You can give away up to £3,000, in total, per tax year which will be automatically exempt from inheritance tax, known as your ‘annual exemption’. If you haven’t gifted any money the previous tax year, you can carry forward any unused allowance, enabling you to give away up to £6,000 in the current year.
In addition, the small gifts allowance enables you to give up to £250 free from inheritance tax (IHT) to as many people as you like, each tax year. However, you cannot use this allowance together with any other exemption when giving to the same person. You can also make regular exempt gifts if they are from your surplus income. This can be a valuable tax exemption where there is a large surplus of income after your normal expenditure.
It’s possible to give one-off larger sums that won’t be counted for tax purposes, provided you survive for seven years afterwards. Such a gift may be tax-free and is known as a ‘potentially exempt transfer’.
If you don’t survive the full seven years, these gifts will use part of your nil rate band (£325,000 for the 2016/17 tax year) available to offset against your estate on death. Any gifts outside this limit are subject to IHT at 40% which will have to be paid by your estate.
It is important to remember that tax rules are ever changing and everyone's tax position, and plans, will be different. There are many options out there and it is vital you do not leave yourself short, as living costs tend to rise and we never know what we will need later in life!

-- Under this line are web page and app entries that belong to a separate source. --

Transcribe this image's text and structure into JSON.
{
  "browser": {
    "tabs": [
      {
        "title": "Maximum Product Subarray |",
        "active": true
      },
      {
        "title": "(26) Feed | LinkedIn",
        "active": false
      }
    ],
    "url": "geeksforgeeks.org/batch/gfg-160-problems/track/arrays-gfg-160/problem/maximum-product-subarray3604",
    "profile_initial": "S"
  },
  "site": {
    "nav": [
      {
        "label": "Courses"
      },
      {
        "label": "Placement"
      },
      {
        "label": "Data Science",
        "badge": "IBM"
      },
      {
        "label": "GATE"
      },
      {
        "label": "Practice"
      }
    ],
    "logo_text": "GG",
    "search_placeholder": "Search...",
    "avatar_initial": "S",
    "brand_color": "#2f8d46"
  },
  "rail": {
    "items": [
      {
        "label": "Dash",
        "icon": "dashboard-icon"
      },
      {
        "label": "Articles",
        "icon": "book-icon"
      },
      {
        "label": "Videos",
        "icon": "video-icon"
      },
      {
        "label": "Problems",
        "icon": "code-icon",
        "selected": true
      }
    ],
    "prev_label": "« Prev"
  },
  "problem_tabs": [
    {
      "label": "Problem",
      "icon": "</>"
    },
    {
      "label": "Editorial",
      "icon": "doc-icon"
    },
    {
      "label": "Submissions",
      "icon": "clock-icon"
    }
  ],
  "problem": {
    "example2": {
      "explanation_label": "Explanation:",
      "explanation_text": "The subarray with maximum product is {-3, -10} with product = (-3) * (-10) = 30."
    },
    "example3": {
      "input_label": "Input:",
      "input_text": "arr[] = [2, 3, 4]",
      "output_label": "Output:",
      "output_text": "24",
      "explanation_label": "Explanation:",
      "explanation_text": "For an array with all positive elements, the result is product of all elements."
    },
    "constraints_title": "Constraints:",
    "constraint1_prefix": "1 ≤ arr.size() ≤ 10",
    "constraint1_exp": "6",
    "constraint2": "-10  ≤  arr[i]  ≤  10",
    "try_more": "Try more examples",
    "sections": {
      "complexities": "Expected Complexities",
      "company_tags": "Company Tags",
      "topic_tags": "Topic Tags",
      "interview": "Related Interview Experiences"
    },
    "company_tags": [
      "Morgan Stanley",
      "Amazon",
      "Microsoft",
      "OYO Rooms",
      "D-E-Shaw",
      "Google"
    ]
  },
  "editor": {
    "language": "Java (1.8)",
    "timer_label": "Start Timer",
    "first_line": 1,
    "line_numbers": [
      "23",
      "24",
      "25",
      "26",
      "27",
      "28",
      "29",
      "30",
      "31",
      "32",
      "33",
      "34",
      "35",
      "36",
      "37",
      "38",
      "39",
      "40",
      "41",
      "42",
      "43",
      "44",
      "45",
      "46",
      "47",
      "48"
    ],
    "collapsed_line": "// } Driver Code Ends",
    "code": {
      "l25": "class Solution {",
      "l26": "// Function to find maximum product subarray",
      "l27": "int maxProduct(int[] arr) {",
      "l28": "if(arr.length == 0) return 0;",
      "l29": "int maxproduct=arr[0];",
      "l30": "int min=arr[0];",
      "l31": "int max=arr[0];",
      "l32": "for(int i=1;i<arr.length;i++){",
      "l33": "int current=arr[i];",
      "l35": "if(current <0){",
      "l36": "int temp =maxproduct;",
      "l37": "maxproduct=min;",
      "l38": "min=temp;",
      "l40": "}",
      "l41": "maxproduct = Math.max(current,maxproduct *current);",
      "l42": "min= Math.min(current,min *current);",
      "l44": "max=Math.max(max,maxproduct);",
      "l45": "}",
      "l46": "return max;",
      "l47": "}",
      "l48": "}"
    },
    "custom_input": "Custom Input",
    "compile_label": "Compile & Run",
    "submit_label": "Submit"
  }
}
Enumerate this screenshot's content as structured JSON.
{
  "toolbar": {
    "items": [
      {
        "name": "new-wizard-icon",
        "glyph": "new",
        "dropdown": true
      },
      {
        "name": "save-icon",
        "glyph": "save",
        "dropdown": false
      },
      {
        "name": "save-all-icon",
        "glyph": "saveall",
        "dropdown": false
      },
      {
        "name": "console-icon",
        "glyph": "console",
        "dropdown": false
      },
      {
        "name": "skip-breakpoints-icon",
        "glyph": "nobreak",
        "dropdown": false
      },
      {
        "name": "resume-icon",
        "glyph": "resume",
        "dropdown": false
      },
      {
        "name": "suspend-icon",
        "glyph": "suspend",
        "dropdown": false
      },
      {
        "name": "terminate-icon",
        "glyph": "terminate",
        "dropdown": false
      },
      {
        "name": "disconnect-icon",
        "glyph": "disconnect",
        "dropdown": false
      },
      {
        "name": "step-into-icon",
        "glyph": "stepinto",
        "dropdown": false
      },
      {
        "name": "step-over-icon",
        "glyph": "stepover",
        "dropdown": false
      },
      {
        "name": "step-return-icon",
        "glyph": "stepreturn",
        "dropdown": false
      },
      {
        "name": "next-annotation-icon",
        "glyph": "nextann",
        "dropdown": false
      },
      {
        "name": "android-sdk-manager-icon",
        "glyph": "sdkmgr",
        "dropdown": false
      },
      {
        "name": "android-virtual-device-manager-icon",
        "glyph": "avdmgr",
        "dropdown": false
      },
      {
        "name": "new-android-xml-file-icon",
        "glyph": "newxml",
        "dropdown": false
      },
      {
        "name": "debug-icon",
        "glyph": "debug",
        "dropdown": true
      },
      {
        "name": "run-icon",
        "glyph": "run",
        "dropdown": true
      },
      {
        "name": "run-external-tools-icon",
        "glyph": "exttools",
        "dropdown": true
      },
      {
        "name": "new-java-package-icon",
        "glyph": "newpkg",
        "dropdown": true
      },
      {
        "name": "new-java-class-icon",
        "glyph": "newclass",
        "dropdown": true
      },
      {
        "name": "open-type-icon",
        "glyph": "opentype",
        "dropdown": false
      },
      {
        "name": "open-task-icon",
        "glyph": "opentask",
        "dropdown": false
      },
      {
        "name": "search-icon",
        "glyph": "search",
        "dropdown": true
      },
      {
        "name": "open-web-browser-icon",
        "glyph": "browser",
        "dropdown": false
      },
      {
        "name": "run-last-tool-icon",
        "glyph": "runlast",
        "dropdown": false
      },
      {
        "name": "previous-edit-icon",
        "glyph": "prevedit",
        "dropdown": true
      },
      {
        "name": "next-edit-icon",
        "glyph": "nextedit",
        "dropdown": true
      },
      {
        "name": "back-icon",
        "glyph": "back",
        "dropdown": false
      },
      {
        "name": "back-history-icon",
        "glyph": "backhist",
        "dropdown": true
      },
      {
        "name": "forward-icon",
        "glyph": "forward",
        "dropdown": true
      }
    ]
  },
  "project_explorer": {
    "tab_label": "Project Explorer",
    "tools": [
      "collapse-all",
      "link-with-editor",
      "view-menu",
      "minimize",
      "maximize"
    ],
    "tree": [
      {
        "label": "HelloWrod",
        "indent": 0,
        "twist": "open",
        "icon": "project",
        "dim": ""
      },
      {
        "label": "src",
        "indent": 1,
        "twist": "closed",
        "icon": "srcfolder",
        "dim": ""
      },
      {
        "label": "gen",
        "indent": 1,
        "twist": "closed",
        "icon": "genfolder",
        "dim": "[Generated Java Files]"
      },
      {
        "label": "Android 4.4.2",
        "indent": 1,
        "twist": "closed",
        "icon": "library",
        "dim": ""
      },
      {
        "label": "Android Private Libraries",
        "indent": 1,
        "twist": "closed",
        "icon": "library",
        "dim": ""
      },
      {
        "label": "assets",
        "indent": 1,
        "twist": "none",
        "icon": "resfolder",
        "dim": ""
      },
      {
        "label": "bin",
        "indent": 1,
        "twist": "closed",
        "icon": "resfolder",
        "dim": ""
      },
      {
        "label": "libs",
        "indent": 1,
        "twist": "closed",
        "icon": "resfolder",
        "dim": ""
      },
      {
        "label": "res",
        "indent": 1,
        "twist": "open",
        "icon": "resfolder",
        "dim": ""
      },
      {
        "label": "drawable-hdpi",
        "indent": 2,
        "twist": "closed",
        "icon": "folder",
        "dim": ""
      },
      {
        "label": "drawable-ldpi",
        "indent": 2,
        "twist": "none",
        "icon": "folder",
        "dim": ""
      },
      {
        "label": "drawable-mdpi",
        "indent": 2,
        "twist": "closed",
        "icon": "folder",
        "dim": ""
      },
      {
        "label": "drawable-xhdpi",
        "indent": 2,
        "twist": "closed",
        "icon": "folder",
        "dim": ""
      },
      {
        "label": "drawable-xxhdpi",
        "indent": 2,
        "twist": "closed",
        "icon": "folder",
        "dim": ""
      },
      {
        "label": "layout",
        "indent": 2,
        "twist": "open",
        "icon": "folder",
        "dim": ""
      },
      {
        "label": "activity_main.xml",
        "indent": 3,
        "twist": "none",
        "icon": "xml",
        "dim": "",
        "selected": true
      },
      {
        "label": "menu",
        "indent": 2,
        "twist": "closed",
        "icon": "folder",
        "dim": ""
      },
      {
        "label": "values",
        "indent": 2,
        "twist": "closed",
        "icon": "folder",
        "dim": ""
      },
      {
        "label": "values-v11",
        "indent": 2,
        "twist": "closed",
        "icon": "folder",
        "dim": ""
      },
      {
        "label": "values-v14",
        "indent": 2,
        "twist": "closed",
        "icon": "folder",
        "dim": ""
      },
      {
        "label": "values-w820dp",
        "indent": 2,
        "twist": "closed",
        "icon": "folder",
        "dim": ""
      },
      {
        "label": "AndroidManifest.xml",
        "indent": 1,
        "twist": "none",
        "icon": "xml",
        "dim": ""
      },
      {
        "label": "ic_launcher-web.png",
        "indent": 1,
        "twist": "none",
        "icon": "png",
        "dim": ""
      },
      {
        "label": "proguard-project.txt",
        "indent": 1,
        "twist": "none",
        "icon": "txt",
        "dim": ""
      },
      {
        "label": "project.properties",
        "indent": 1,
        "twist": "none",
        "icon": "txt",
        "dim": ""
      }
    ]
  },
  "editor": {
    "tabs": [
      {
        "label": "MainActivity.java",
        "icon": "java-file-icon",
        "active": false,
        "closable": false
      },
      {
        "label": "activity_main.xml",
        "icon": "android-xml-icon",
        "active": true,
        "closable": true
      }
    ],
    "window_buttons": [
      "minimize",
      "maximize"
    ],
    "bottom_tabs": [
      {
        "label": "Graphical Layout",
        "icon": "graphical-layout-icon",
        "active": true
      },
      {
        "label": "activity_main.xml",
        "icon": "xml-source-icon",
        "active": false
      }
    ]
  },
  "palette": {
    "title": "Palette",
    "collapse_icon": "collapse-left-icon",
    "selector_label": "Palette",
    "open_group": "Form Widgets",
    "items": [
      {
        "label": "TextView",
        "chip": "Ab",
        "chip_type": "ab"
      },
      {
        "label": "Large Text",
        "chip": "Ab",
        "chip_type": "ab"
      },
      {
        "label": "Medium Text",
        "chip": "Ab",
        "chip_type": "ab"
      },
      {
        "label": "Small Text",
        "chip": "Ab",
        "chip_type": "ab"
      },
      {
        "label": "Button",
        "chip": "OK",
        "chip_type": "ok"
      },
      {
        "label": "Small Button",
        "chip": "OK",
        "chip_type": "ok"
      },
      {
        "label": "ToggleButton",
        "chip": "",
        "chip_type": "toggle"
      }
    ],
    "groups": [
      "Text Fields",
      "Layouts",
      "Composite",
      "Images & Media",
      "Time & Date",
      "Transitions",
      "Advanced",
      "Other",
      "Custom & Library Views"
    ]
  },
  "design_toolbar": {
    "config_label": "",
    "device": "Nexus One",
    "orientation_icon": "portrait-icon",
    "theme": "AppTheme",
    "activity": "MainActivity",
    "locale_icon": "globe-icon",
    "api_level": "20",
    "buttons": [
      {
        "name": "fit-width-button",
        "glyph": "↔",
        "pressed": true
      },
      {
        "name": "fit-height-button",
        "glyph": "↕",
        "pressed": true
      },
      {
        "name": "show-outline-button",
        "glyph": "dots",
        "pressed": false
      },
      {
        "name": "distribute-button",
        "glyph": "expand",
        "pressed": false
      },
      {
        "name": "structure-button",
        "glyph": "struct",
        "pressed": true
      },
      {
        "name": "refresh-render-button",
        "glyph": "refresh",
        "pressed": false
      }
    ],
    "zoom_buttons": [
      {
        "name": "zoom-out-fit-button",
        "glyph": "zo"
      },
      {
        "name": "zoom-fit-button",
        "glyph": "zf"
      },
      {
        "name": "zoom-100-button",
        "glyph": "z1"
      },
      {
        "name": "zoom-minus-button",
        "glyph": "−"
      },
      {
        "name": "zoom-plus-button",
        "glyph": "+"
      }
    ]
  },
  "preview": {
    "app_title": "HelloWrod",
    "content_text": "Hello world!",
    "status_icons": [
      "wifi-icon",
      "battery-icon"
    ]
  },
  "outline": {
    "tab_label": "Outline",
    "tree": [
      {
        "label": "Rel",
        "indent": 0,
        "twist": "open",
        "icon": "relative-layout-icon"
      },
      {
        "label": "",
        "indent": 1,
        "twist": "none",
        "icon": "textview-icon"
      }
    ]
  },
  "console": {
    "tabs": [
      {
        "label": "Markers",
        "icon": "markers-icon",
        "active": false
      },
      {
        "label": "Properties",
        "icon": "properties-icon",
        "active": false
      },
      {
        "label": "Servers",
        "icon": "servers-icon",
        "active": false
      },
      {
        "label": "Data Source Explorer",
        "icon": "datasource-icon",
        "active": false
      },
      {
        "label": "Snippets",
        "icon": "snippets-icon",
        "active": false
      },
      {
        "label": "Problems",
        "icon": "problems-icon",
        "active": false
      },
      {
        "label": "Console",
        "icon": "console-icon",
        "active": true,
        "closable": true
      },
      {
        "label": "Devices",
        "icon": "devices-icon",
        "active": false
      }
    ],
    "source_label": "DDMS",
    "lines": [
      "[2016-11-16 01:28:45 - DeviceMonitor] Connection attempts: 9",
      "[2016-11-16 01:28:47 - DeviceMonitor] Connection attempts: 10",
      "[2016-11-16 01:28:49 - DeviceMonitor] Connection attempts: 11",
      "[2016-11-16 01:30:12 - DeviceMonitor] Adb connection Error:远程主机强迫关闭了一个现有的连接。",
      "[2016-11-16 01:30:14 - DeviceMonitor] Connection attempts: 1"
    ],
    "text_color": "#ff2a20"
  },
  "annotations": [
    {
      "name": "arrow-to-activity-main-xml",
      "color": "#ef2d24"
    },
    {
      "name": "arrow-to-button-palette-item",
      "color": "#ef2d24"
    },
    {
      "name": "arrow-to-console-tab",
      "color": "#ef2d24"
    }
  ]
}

The government will bring in new inheritance tax-free allowances that apply specifically to your main residence. But the rules are not straightforward. In fact, they are pretty confusing.